By Lionel Laurent
PARIS (Reuters) - French bank BNP Paribas
Analysts and investors expect France's largest bank to lay out its new strategy in the coming months after a rocky year spent selling assets and cutting jobs.
Banks across Europe are shrinking to boost defenses against a weakening economy and comply with tougher global regulations.
Germany's Deutsche Bank
BNP and domestic rivals Societe Generale
BNP's management outlined the overhaul to staff representatives on January 16 - promising to cut layers of management and simplify decision-making - but stopped short of any details on jobs or how much money would be saved, a source from the SNB union told Reuters.
"The plan, called 'Simple & Efficient', will run through 2015," the source said. "Over 1 billion euros will be spent on planned changes that will potentially affect all of BNP's business lines."
Shares of BNP were up 1.5 percent, to 46.33 euros, the fifth-best performer on the STOXX Europe 600 banks index <.SX7P>.
"One billion is a pretty significant number," said Yohan Salleron, fund manager at Mandarine Gestion. "There is going to be very weak growth at BNP's domestic retail operations going forward...This efficiency plan should help counter it."
A BNP spokesman declined to comment.
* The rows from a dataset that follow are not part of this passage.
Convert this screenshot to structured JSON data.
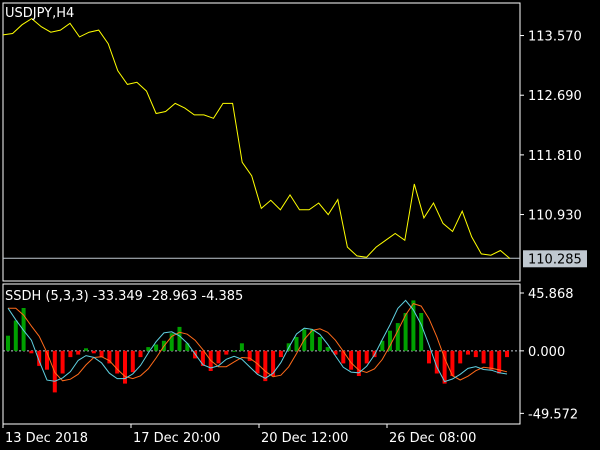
{
  "chart_data": [
    {
      "type": "line",
      "title": "USDJPY,H4",
      "ylim": [
        109.95,
        114.05
      ],
      "yticks": [
        {
          "value": 113.57,
          "label": "113.570"
        },
        {
          "value": 112.69,
          "label": "112.690"
        },
        {
          "value": 111.81,
          "label": "111.810"
        },
        {
          "value": 110.93,
          "label": "110.930"
        }
      ],
      "current_price": {
        "value": 110.285,
        "label": "110.285"
      },
      "colors": {
        "line": "#ffff00",
        "level": "#c0c8d0",
        "tag_bg": "#c0c8d0"
      },
      "series": [
        {
          "values": [
            113.58,
            113.6,
            113.73,
            113.82,
            113.7,
            113.62,
            113.65,
            113.75,
            113.55,
            113.62,
            113.65,
            113.45,
            113.05,
            112.85,
            112.88,
            112.75,
            112.42,
            112.45,
            112.57,
            112.5,
            112.4,
            112.4,
            112.35,
            112.57,
            112.57,
            111.7,
            111.5,
            111.02,
            111.14,
            111.0,
            111.22,
            111.0,
            111.0,
            111.1,
            110.93,
            111.15,
            110.45,
            110.32,
            110.3,
            110.45,
            110.55,
            110.65,
            110.55,
            111.38,
            110.88,
            111.1,
            110.8,
            110.68,
            110.98,
            110.6,
            110.35,
            110.33,
            110.4,
            110.28
          ]
        }
      ]
    },
    {
      "type": "line",
      "title": "SSDH (5,3,3) -33.349 -28.963 -4.385",
      "ylim": [
        -58,
        53
      ],
      "yticks": [
        {
          "value": 45.868,
          "label": "45.868"
        },
        {
          "value": 0,
          "label": "0.000"
        },
        {
          "value": -49.572,
          "label": "-49.572"
        }
      ],
      "colors": {
        "up": "#00a000",
        "down": "#ff0000",
        "main": "#5fd0e0",
        "signal": "#ff6a1a",
        "zero": "#c0c8d0"
      },
      "histogram": [
        12,
        24,
        34,
        -2,
        -12,
        -15,
        -33,
        -18,
        -5,
        -3,
        2,
        -2,
        -5,
        -10,
        -18,
        -26,
        -17,
        -5,
        3,
        5,
        8,
        14,
        19,
        6,
        -6,
        -12,
        -16,
        -10,
        -3,
        0,
        6,
        -8,
        -18,
        -24,
        -20,
        -5,
        6,
        11,
        17,
        17,
        11,
        3,
        -3,
        -10,
        -15,
        -20,
        -10,
        -5,
        8,
        16,
        22,
        30,
        40,
        30,
        -10,
        -18,
        -26,
        -20,
        -10,
        -3,
        -5,
        -10,
        -15,
        -18,
        -5
      ]
    }
  ],
  "x_axis_labels": [
    "13 Dec 2018",
    "17 Dec 20:00",
    "20 Dec 12:00",
    "26 Dec 08:00"
  ]
}
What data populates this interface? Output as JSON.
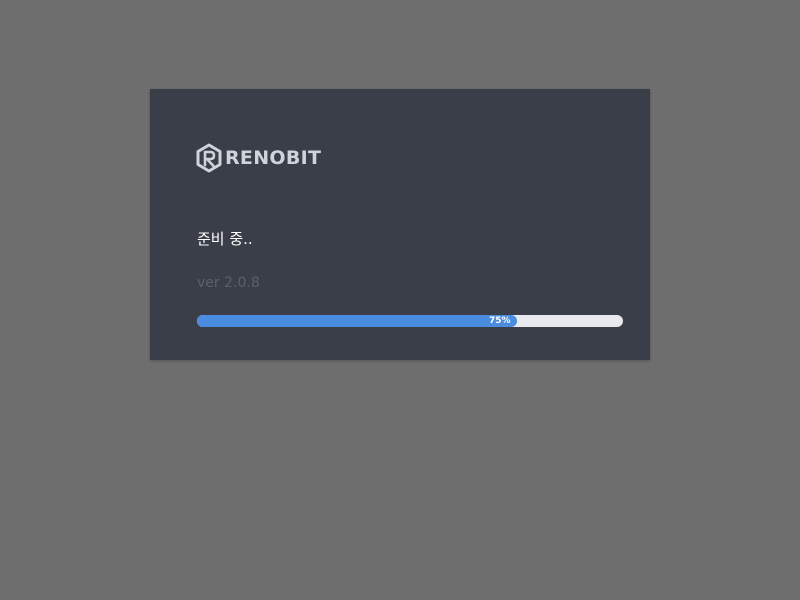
{
  "brand": {
    "name": "RENOBIT",
    "icon": "renobit-logo-icon",
    "text_color": "#cfd3da"
  },
  "status": {
    "message": "준비 중.."
  },
  "version": {
    "label": "ver 2.0.8"
  },
  "progress": {
    "percent": 75,
    "label": "75%",
    "fill_color": "#4a8ce0",
    "track_color": "#e8e9ee"
  },
  "colors": {
    "background": "#6e6e6e",
    "panel": "#3a3e49"
  }
}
The news was earlier reported by investment newsletter Agefi, which said BNP might outline the plan at its next earnings announcement on February 14.
"(BNP's plan) is positive...We are in an environment of weak revenue growth," said Natixis analyst Alex Koagne. "The two areas where there should be cost reduction are retail banking in France and abroad and the corporate and investment bank...I think there are possible cost cuts ahead at French retail."
BNP Chief Executive Jean-Laurent Bonnafe said in November that the lender was looking to cut costs in its branch network.
BNP is one of the world's biggest banks, with around 2 trillion euros in assets and a market capitalization of 56.5 billion.
In 2011, BNP's operating expenses were 26.1 billion euros, against revenues of 42.4 billion.
(Additional reporting by Dominique Vidalon; Editing by Christian Plumb and Erica Billingham)